José Manuel Redondo
This paper focuses on Proclus's On the hieratic art of the Greeks - considered as a contemporary philosophical problem - exploring some of its fundamental concepts and images, thus delineating Proclus's notion of theurgy, which he primarily conceived as divine action manifesting in the union between a god and the theurgist, and only secondarily as a technique. These aesthetic experiments of thought or philosophical performances, by means of which a divine self is created, had deep metaphysical, cosmological, psychological, ethical, linguistic and even political and religious implications for Late Antiquity Platonism, and had a profound impact on the development of Renaissance philosophy and magic. Such practices are meant to be understood in the context of the philosophical paideia of which it represents its final stage and consummation; they are developed by intricate hermeneutics of a poetic theology operated by very sophisticated conceptions of symbol, analogy and the imagination, all of which are at the base of the celestial-terrestrial correspondences used by theurgists in their hymn singing.

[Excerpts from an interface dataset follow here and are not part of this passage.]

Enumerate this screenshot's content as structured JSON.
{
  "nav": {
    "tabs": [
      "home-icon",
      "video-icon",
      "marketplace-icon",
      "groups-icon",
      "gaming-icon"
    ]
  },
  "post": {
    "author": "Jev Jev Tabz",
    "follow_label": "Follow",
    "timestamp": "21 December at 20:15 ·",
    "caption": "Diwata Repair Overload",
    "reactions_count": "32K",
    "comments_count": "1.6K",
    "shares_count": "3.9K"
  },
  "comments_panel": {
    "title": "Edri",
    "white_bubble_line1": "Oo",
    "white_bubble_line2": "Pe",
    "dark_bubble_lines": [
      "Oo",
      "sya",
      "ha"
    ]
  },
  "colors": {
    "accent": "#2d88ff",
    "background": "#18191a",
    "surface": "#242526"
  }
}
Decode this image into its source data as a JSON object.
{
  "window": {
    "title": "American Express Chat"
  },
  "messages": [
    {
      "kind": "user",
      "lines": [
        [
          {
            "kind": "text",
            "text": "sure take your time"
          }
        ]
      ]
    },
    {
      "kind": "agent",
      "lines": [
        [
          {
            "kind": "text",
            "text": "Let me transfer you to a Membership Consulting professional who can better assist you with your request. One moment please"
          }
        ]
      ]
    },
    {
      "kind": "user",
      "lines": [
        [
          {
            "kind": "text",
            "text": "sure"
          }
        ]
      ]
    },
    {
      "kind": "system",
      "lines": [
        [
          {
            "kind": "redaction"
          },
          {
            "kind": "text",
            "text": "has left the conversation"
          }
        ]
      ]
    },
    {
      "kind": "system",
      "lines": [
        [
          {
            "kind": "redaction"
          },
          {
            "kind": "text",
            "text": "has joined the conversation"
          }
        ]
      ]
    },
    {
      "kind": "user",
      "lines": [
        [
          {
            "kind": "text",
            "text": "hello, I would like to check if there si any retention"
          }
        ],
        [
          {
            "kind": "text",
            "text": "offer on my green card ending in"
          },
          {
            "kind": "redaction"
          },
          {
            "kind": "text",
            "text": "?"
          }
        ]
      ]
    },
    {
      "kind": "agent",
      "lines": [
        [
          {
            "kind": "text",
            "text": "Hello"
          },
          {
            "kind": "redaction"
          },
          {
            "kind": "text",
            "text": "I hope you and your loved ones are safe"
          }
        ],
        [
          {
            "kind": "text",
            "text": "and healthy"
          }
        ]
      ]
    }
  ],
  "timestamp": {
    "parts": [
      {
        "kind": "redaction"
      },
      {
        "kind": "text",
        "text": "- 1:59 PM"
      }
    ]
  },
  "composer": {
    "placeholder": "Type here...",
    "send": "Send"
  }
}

Citation: José Manuel Redondo, 'The Celestial Imagination: Proclus the Philosopher on Theurgy', Celestial Magic, special issue of Culture and Cosmos, Vol. 19, nos. 1 and 2, 2015, pp. 25-46.